Lawmakers urge for new energy storage
It will be crucial in the shift to a decarbonised economyEuropost , Brussels
Lawmakers from the Committee of Industry, Research and Energy (ITRE) proposed new approaches to increase storage and secure supply of energy from renewables, in a report they adopted during their videoconference meeting.
According to the rapporteur, Austrian MEP from Renew Europe Claudia Gamon, energy storage will be essential for the transition to a decarbonised economy based on renewable energy sources. As electricity generated by wind or solar energy will not always be available in the quantities needed, we will need to store energy, she underlined.
Outlining that apart from storage technologies that are already known and work well, like pumped hydro storage, the rapporteur stressed that a number of technologies will play a crucial role in the future, such as new battery technologies, thermal storage or green hydrogen. These must be given market access to ensure a constant energy supply for European citizens, she specified.
For reaching the goals of the Paris Agreement on climate change, the European energy system will need to become carbon-neutral by 2050. While renewable sources of energy are key to achieving this objective, they are not always reliable. The output of solar and wind power depends on the time of day, the seasons and the weather.
ITRE members urged the Commission and EU countries to remove regulatory barriers that impede the development of energy storage projects, mentioning double taxation or shortcomings in EU network codes. They emphasised that the Trans-European energy networks also need to be revised in order to improve eligibility criteria for those wishing to develop energy storage facilities.
Green hydrogen, produced from renewable sources, has a substantial potential, said members of the committee and called on the Commission to continue supporting research into and development of a hydrogen economy. They accented as well that support measures are needed to reduce the cost of green hydrogen as to make it economically viable. The EU executive should also consider if retrofitting gas infrastructure to transport hydrogen is possible, as the use of natural gas is only of a transitional nature.

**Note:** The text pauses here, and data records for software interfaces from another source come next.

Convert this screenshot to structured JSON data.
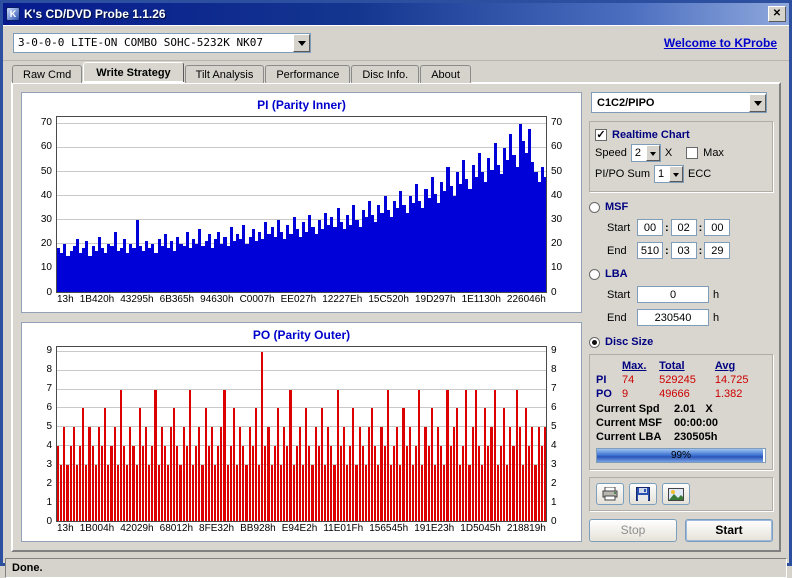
{
  "window": {
    "title": "K's CD/DVD Probe 1.1.26",
    "close_label": "✕",
    "icon_label": "K"
  },
  "toolbar": {
    "drive_selector": "3-0-0-0 LITE-ON COMBO SOHC-5232K NK07",
    "welcome_link": "Welcome to KProbe"
  },
  "tabs": [
    {
      "label": "Raw Cmd"
    },
    {
      "label": "Write Strategy"
    },
    {
      "label": "Tilt Analysis"
    },
    {
      "label": "Performance"
    },
    {
      "label": "Disc Info."
    },
    {
      "label": "About"
    }
  ],
  "controls": {
    "mode_selector": "C1C2/PIPO",
    "realtime_chart_label": "Realtime Chart",
    "realtime_checked": "✓",
    "speed_label": "Speed",
    "speed_value": "2",
    "speed_unit": "X",
    "max_label": "Max",
    "pipo_sum_label": "PI/PO Sum",
    "pipo_sum_value": "1",
    "ecc_label": "ECC",
    "msf": {
      "label": "MSF",
      "start_label": "Start",
      "end_label": "End",
      "start": [
        "00",
        "02",
        "00"
      ],
      "end": [
        "510",
        "03",
        "29"
      ]
    },
    "lba": {
      "label": "LBA",
      "start_label": "Start",
      "end_label": "End",
      "start": "0",
      "end": "230540",
      "unit": "h"
    },
    "disc_size_label": "Disc Size"
  },
  "stats": {
    "headers": [
      "Max.",
      "Total",
      "Avg"
    ],
    "rows": [
      {
        "name": "PI",
        "max": "74",
        "total": "529245",
        "avg": "14.725"
      },
      {
        "name": "PO",
        "max": "9",
        "total": "49666",
        "avg": "1.382"
      }
    ],
    "current_spd_label": "Current Spd",
    "current_spd": "2.01",
    "current_spd_unit": "X",
    "current_msf_label": "Current MSF",
    "current_msf": "00:00:00",
    "current_lba_label": "Current LBA",
    "current_lba": "230505h",
    "progress_text": "99%",
    "progress_value": 99
  },
  "actions": {
    "stop_label": "Stop",
    "start_label": "Start"
  },
  "status_bar": {
    "text": "Done."
  },
  "chart_data": [
    {
      "id": "pi",
      "type": "bar",
      "title": "PI (Parity Inner)",
      "color": "#0000d8",
      "ylim": [
        0,
        73
      ],
      "yticks": [
        0,
        10,
        20,
        30,
        40,
        50,
        60,
        70
      ],
      "xlabels": [
        "13h",
        "1B420h",
        "43295h",
        "6B365h",
        "94630h",
        "C0007h",
        "EE027h",
        "12227Eh",
        "15C520h",
        "19D297h",
        "1E1130h",
        "226046h"
      ],
      "bar_gap": 0,
      "values": [
        18,
        16,
        20,
        15,
        17,
        19,
        22,
        16,
        18,
        21,
        15,
        19,
        17,
        23,
        18,
        16,
        20,
        19,
        25,
        17,
        18,
        22,
        16,
        20,
        18,
        30,
        19,
        17,
        21,
        18,
        20,
        16,
        22,
        19,
        24,
        18,
        21,
        17,
        23,
        20,
        19,
        25,
        18,
        22,
        20,
        26,
        19,
        21,
        24,
        18,
        22,
        25,
        20,
        23,
        19,
        27,
        21,
        24,
        22,
        28,
        20,
        23,
        26,
        21,
        25,
        22,
        29,
        24,
        27,
        23,
        30,
        25,
        22,
        28,
        24,
        31,
        26,
        23,
        29,
        25,
        32,
        27,
        24,
        30,
        26,
        33,
        28,
        31,
        27,
        35,
        29,
        26,
        32,
        28,
        36,
        30,
        27,
        34,
        31,
        38,
        32,
        29,
        36,
        33,
        40,
        34,
        31,
        38,
        35,
        42,
        36,
        33,
        40,
        37,
        45,
        38,
        35,
        43,
        39,
        48,
        41,
        37,
        46,
        42,
        52,
        44,
        40,
        50,
        45,
        55,
        47,
        43,
        53,
        48,
        58,
        50,
        46,
        56,
        51,
        62,
        53,
        49,
        60,
        55,
        66,
        57,
        52,
        70,
        63,
        58,
        68,
        54,
        50,
        46,
        52,
        48
      ]
    },
    {
      "id": "po",
      "type": "bar",
      "title": "PO (Parity Outer)",
      "color": "#dd0000",
      "ylim": [
        0,
        9.3
      ],
      "yticks": [
        0,
        1,
        2,
        3,
        4,
        5,
        6,
        7,
        8,
        9
      ],
      "xlabels": [
        "13h",
        "1B004h",
        "42029h",
        "68012h",
        "8FE32h",
        "BB928h",
        "E94E2h",
        "11E01Fh",
        "156545h",
        "191E23h",
        "1D5045h",
        "218819h"
      ],
      "bar_gap": 1,
      "values": [
        4,
        3,
        5,
        3,
        4,
        5,
        3,
        4,
        6,
        3,
        5,
        4,
        3,
        5,
        4,
        6,
        3,
        4,
        5,
        3,
        7,
        4,
        3,
        5,
        4,
        3,
        6,
        4,
        5,
        3,
        4,
        7,
        3,
        5,
        4,
        3,
        5,
        6,
        4,
        3,
        5,
        4,
        7,
        3,
        4,
        5,
        3,
        6,
        4,
        5,
        3,
        4,
        5,
        7,
        3,
        4,
        6,
        3,
        5,
        4,
        3,
        5,
        4,
        6,
        3,
        9,
        4,
        5,
        3,
        4,
        6,
        3,
        5,
        4,
        7,
        3,
        4,
        5,
        3,
        6,
        4,
        3,
        5,
        4,
        6,
        3,
        5,
        4,
        3,
        7,
        4,
        5,
        3,
        4,
        6,
        3,
        5,
        4,
        3,
        5,
        6,
        4,
        3,
        5,
        4,
        7,
        3,
        4,
        5,
        3,
        6,
        4,
        5,
        3,
        4,
        7,
        3,
        5,
        4,
        6,
        3,
        5,
        4,
        3,
        7,
        4,
        5,
        6,
        3,
        4,
        7,
        3,
        5,
        7,
        4,
        3,
        6,
        4,
        5,
        7,
        3,
        4,
        6,
        3,
        5,
        4,
        7,
        5,
        3,
        6,
        4,
        5,
        3,
        5,
        4,
        5
      ]
    }
  ]
}
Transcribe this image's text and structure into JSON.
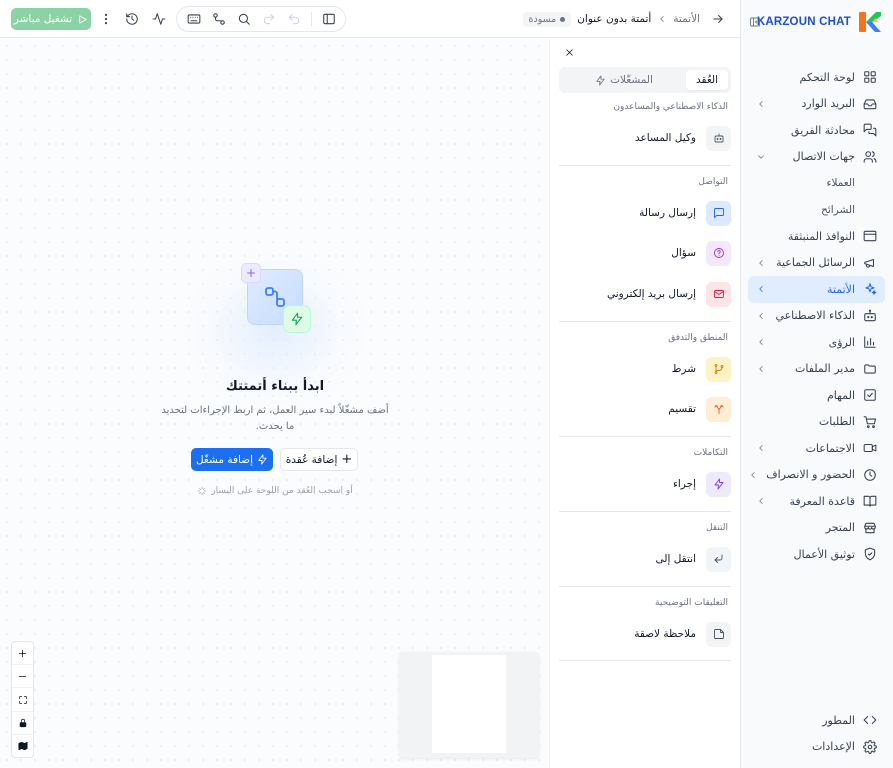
{
  "brand": {
    "name": "KARZOUN CHAT"
  },
  "sidebar": {
    "items": [
      {
        "label": "لوحة التحكم",
        "icon": "dashboard-icon"
      },
      {
        "label": "البريد الوارد",
        "icon": "inbox-icon",
        "chevron": true
      },
      {
        "label": "محادثة الفريق",
        "icon": "chat-icon"
      },
      {
        "label": "جهات الاتصال",
        "icon": "users-icon",
        "expanded": true
      },
      {
        "label": "العملاء",
        "sub": true
      },
      {
        "label": "الشرائح",
        "sub": true
      },
      {
        "label": "النوافذ المنبثقة",
        "icon": "popup-icon"
      },
      {
        "label": "الرسائل الجماعية",
        "icon": "megaphone-icon",
        "chevron": true
      },
      {
        "label": "الأتمتة",
        "icon": "automation-icon",
        "chevron": true,
        "active": true
      },
      {
        "label": "الذكاء الاصطناعي",
        "icon": "robot-icon",
        "chevron": true
      },
      {
        "label": "الرؤى",
        "icon": "chart-icon",
        "chevron": true
      },
      {
        "label": "مدير الملفات",
        "icon": "folder-icon",
        "chevron": true
      },
      {
        "label": "المهام",
        "icon": "task-icon"
      },
      {
        "label": "الطلبات",
        "icon": "cart-icon"
      },
      {
        "label": "الاجتماعات",
        "icon": "video-icon",
        "chevron": true
      },
      {
        "label": "الحضور و الانصراف",
        "icon": "clock-icon",
        "chevron": true
      },
      {
        "label": "قاعدة المعرفة",
        "icon": "book-icon",
        "chevron": true
      },
      {
        "label": "المتجر",
        "icon": "store-icon"
      },
      {
        "label": "توثيق الأعمال",
        "icon": "shield-icon"
      }
    ],
    "bottom": [
      {
        "label": "المطور",
        "icon": "code-icon"
      },
      {
        "label": "الإعدادات",
        "icon": "gear-icon"
      }
    ]
  },
  "topbar": {
    "breadcrumb_root": "الأتمتة",
    "breadcrumb_current": "أتمتة بدون عنوان",
    "status": "مسودة",
    "run_label": "تشغيل مباشر"
  },
  "canvas": {
    "empty_title": "ابدأ ببناء أتمتتك",
    "empty_desc": "أضف مشغّلاً لبدء سير العمل، ثم اربط الإجراءات لتحديد ما يحدث.",
    "add_trigger": "إضافة مشغّل",
    "add_node": "إضافة عُقدة",
    "drag_hint": "أو اسحب العُقد من اللوحة على اليسار"
  },
  "panel": {
    "tab_nodes": "العُقد",
    "tab_triggers": "المشغّلات",
    "sections": [
      {
        "title": "الذكاء الاصطناعي والمساعدون",
        "nodes": [
          {
            "label": "وكيل المساعد",
            "icon": "bot-icon",
            "color": "#f3f4f6",
            "fg": "#4b5563"
          }
        ]
      },
      {
        "title": "التواصل",
        "nodes": [
          {
            "label": "إرسال رسالة",
            "icon": "message-icon",
            "color": "#dbeafe",
            "fg": "#2563eb"
          },
          {
            "label": "سؤال",
            "icon": "question-icon",
            "color": "#f3e8ff",
            "fg": "#9333ea"
          },
          {
            "label": "إرسال بريد إلكتروني",
            "icon": "mail-icon",
            "color": "#ffe4e6",
            "fg": "#e11d48"
          }
        ]
      },
      {
        "title": "المنطق والتدفق",
        "nodes": [
          {
            "label": "شرط",
            "icon": "branch-icon",
            "color": "#fef3c7",
            "fg": "#d97706"
          },
          {
            "label": "تقسيم",
            "icon": "split-icon",
            "color": "#ffedd5",
            "fg": "#ea580c"
          }
        ]
      },
      {
        "title": "التكاملات",
        "nodes": [
          {
            "label": "إجراء",
            "icon": "bolt-icon",
            "color": "#ede9fe",
            "fg": "#7c3aed"
          }
        ]
      },
      {
        "title": "التنقل",
        "nodes": [
          {
            "label": "انتقل إلى",
            "icon": "goto-icon",
            "color": "#f1f5f9",
            "fg": "#475569"
          }
        ]
      },
      {
        "title": "التعليقات التوضيحية",
        "nodes": [
          {
            "label": "ملاحظة لاصقة",
            "icon": "note-icon",
            "color": "#f3f4f6",
            "fg": "#4b5563"
          }
        ]
      }
    ]
  }
}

MEPs backed the Commission's ambition to create European standards for batteries and to reduce dependence on their production outside of Europe. They insisted, through enhanced recycling schemes and by sourcing raw materials sustainably, possibly in the EU, on the reduction of EU's heavy dependence on importing raw materials from sources where extraction degrades the environment.
Ways to boost storage options, such as mechanical and thermal storage, as well as the development of decentralised storage through home batteries, domestic heat storage, vehicle-to-grid technology and smart home energy systems, were also highlighted.